The primary aim is to estimate the current and potential number of patients on NHS England orthopaedic elective waiting lists by November 2020. The secondary aims are to model recovery strategies; review the deficit of hip and knee arthroplasty from National Joint Registry (NJR) data; and assess the cost of returning to pre-COVID-19 waiting list numbers. A model of referral, waiting list, and eventual surgery was created and calibrated using historical data from NHS England (April 2017 to March 2020) and was used to investigate the possible consequences of unmet demand resulting from fewer patients entering the treatment pathway and recovery strategies. NJR data were used to estimate the deficit of hip and knee arthroplasty by August 2020 and NHS tariff costs were used to calculate the financial burden. By November 2020, the elective waiting list in England is predicted to be between 885,286 and 1,028,733. If reduced hospital capacity is factored into the model, returning to full capacity by November, the waiting list could be as large as 1.4 million. With a 30% increase in productivity, it would take 20 months if there was no hidden burden of unreferred patients, and 48 months if there was a hidden burden, to return to pre-COVID-19 waiting list numbers. By August 2020, the estimated deficits of hip and knee arthroplasties from NJR data were 18,298 (44.8%) and 16,567 (38.6%), respectively, compared to the same time period in 2019. The cost to clear this black log would be £198,811,335. There will be up to 1.4 million patients on elective orthopaedic waiting lists in England by November 2020, approximate three-times the pre-COVID-19 average. There are various strategies for recovery to return to pre-COVID-19 waiting list numbers reliant on increasing capacity, but these have substantial cost implications. Cite this article: 2021;2(2):103-110.

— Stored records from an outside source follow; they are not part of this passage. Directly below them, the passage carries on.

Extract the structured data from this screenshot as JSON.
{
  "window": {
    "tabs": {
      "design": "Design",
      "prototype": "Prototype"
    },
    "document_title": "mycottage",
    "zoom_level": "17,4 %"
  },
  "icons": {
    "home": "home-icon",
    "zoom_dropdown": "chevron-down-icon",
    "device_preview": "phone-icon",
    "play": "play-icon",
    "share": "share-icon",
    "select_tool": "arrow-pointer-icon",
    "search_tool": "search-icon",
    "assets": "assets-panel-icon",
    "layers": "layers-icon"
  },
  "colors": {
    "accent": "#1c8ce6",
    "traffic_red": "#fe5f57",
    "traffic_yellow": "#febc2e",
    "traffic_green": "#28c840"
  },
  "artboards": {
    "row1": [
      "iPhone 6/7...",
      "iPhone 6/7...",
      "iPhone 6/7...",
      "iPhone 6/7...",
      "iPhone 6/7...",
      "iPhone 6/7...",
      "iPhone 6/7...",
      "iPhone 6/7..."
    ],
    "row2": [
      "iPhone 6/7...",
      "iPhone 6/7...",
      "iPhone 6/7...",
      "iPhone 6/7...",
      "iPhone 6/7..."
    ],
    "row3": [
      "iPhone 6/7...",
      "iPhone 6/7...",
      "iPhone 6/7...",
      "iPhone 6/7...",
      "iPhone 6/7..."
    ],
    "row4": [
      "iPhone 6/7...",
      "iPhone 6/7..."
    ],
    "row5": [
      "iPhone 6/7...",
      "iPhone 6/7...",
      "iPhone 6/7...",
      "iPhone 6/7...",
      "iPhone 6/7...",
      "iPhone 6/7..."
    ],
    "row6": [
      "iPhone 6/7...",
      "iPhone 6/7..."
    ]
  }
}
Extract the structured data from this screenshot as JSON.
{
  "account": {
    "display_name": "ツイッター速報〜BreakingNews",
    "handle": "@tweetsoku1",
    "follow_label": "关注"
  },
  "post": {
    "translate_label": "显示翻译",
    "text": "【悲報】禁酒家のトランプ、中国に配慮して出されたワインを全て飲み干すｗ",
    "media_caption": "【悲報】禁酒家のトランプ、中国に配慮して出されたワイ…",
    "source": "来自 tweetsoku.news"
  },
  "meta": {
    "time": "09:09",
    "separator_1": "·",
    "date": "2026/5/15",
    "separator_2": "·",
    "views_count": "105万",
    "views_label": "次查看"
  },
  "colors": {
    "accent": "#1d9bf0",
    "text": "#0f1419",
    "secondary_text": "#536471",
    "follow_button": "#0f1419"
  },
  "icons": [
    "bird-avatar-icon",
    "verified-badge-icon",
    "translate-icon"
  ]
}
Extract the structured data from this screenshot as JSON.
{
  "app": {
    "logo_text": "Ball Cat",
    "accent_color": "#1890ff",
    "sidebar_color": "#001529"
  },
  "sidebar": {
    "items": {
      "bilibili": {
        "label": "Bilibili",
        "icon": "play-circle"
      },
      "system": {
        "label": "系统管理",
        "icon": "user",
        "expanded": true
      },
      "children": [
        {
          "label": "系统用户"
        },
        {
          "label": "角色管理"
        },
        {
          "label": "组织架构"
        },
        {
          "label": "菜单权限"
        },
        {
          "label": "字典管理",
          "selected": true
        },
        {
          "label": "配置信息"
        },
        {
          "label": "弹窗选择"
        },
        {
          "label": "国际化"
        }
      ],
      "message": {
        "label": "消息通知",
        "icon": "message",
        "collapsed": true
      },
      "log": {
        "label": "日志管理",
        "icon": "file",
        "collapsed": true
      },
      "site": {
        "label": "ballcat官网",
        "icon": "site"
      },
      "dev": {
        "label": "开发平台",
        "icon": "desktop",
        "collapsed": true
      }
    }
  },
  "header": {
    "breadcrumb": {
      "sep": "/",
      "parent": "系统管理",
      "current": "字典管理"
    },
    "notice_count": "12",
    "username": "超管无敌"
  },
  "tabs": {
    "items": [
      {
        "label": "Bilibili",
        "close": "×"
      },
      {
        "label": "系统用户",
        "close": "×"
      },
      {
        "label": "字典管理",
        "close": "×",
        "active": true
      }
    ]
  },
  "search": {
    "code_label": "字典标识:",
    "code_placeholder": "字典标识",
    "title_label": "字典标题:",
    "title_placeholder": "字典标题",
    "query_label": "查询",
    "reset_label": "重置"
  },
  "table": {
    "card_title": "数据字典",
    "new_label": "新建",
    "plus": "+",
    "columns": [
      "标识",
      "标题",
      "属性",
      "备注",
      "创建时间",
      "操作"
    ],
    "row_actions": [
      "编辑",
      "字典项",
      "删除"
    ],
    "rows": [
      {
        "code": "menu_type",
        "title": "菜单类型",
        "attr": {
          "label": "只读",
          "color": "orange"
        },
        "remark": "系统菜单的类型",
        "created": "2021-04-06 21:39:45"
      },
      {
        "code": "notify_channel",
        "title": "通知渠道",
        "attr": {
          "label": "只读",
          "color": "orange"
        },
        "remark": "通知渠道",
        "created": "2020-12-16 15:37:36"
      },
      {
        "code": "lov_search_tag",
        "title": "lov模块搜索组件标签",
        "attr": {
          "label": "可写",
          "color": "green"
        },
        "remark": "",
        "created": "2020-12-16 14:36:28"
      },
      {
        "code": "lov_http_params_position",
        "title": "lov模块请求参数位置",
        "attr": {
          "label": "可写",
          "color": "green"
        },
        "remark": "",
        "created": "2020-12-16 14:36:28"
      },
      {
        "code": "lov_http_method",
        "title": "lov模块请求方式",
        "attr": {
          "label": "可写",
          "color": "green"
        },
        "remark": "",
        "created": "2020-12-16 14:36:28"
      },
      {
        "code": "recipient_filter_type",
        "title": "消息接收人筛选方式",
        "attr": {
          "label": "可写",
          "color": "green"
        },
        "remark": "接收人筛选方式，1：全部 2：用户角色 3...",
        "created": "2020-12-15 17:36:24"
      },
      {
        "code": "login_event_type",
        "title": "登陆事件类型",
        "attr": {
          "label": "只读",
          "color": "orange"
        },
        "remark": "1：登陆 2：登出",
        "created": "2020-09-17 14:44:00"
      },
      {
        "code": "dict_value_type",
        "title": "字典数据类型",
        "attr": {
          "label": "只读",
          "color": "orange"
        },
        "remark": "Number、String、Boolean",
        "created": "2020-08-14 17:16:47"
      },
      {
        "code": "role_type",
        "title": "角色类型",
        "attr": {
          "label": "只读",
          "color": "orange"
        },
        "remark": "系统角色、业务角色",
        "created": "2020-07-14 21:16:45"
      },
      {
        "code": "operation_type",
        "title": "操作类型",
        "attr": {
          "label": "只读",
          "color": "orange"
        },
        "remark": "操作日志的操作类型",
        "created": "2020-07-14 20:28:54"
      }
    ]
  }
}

|Number of pages||8|
|Journal||Bone & Joint Open|
|Early online date||12 Feb 2021|
|Publication status||Published - Feb 2021|